Plant Corn and Soybean According to Temperature and Moisture Conditions

We have had a long and cold winter. The arrival of spring has many growers eager to get into the field. Planting too early, however, can have a negative impact on yield. It is important to plant according to soil temperature and moisture conditions rather than the calendar.

Corn plants require some key ingredients to germinate and emerge uniformly in order to maximize yield potential. Besides adequate and uniform seed to soil contact and surface soil free from crust/compaction, there are some seasonal components that should be considered at planting.

Adequate and uniform soil temperature. Corn and soybeans will germinate and emerge slowly and unevenly when soil temperatures are less than optimal. The optimal soil temperature for corn is 50° F and 55 to 60° F for soybean. Under cold soil conditions, emergence can easily take up to 4 weeks. When soils warm to the mid-50s, corn emergence can occur in as little as 5 to 7 days. Planting into soil at temperatures below the optimum can cause seeds to remain dormant and become more vulnerable to diseases, insects, and animal predators.

Adequate and uniform soil moisture. Simply defined as not too dry and not too wet – most growers know what this looks and feels like in their respective fields. Uneven soil temperature and soil moisture in the seed zone can be caused by: variable soil characteristics (texture, color, drainage, residue), tillage patterns, and uneven seeding depth.

Figure 1

Figure 1. Emergence problems in corn due to soil compaction. Photo courtesy of J. G. Davis, Colorado State University,

Seedbed preparation. Tilling fields when soil is too wet can cause soil compaction, which can result in decreased seedling germination, and restricted root growth and nutrient uptake (Figure 1). The majority of soil compaction takes place when equipment passes through a field. Consider staying out of the field if soil sticks to the tires or if equipment is leaving tracks deeper than 1 inch.

Planting depth. Soil temperature and moisture factor into planting depth​. Corn seeds should be planted around 1.5 to 2 inches deep when soil moisture is adequate. Planting shallower than 1.25 inches can result in rootless corn or root lodging and can also increase the risk of injury from some soil applied herbicides. If soil is dry, corn can be planted deeper into moisture, at around 3 inches. Recommendations for soybean planting depth range from 1 to 1.75 inches deep and no deeper than 2.5 inches.3 Deep planting provides stable moisture and temperature conditions to the seed, although planting too deep can burn energy needed later by the plant and inhibit emergence in stressful situations, such as soil crusting and compaction. Planter operators should regularly check for proper planting depth and make adjustments as field conditions change.

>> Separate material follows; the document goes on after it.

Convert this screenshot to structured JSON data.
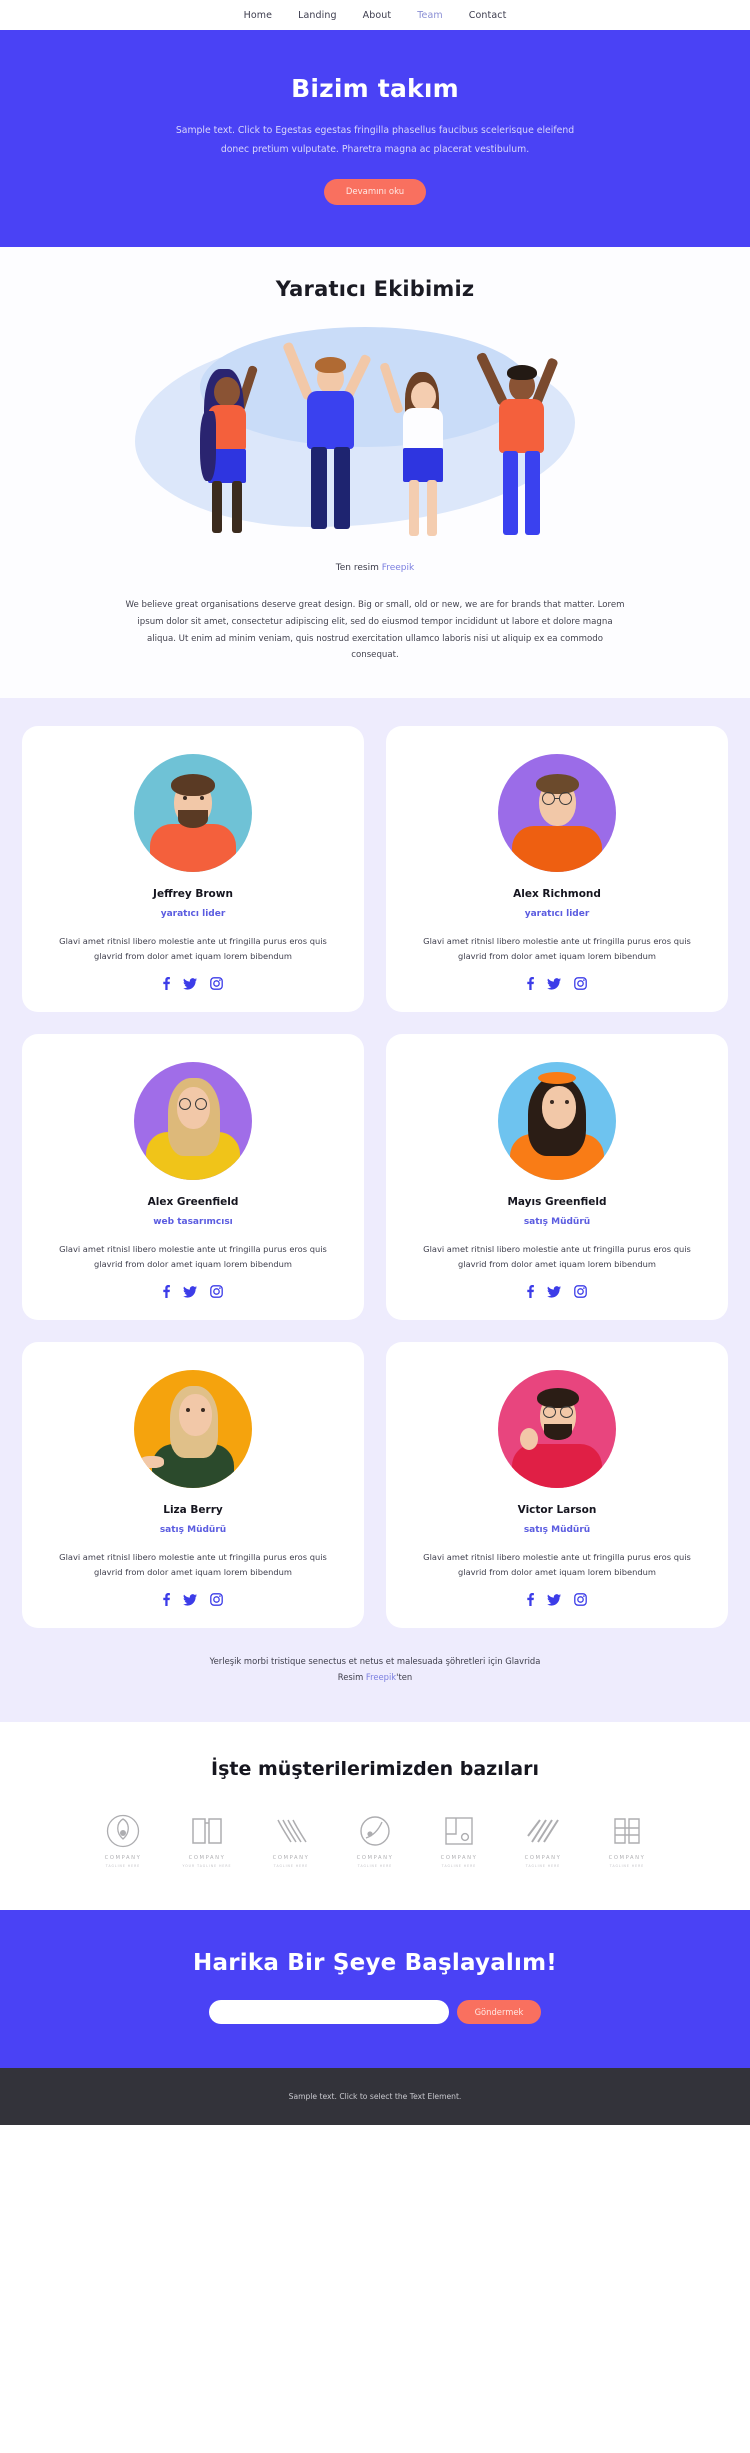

Germination and emergence issues. Waiting for optimal soil temperatures and conditions may help avoid chilling injury, disease, lack of oxygen to the seeds, and restricted plant growth, which can all lead to poor emergence. However in some instances, such as a late spring frost, injury may be unavoidable. Although it is important to plant within the acceptable planting window for the region and crop, rushing to plant in poor conditions can lead to yield-reducing problems later.

Imbibitional chilling injury. Planting into wet soils with a temperature below 50° F may result in chilling injury during germination. Within the first 24 to 48 hours after planting, corn kernels imbibe 30% of their weight in moisture before germination can begin.1,2 Cold water absorbed from rain or melting snow can cause cell membranes to become rigid and rupture. Evidence of this can be found in swollen kernels that fail to germinate, aborted radicles, and delayed seedling growth.

Figure 2

Figure 2. Deformed mesocotyl elongation due to early planting into cold soils.

Cold soil injury. Cold soils and/or wide fluctuations in soil temperature throughout the day during the emergence process can cause cold soil injury. This can be observed as seedlings leafing out underground, deformed mesocotyl elongation or corkscrewed mesocotyls, and stunting or death of the seminal root system (Figure 2).

Such damage may limit or cease nutrient uptake, restricting normal development of the mesocotyl and coleoptiles, as well as allow for soil disease and pest entry. If the coleoptile and mesocotyl are missing or broken off, damage is fatal. Seedlings with coleoptiles and mesocotyls intact may have new leaf development and resume normal growth when temperatures warm and fields dry.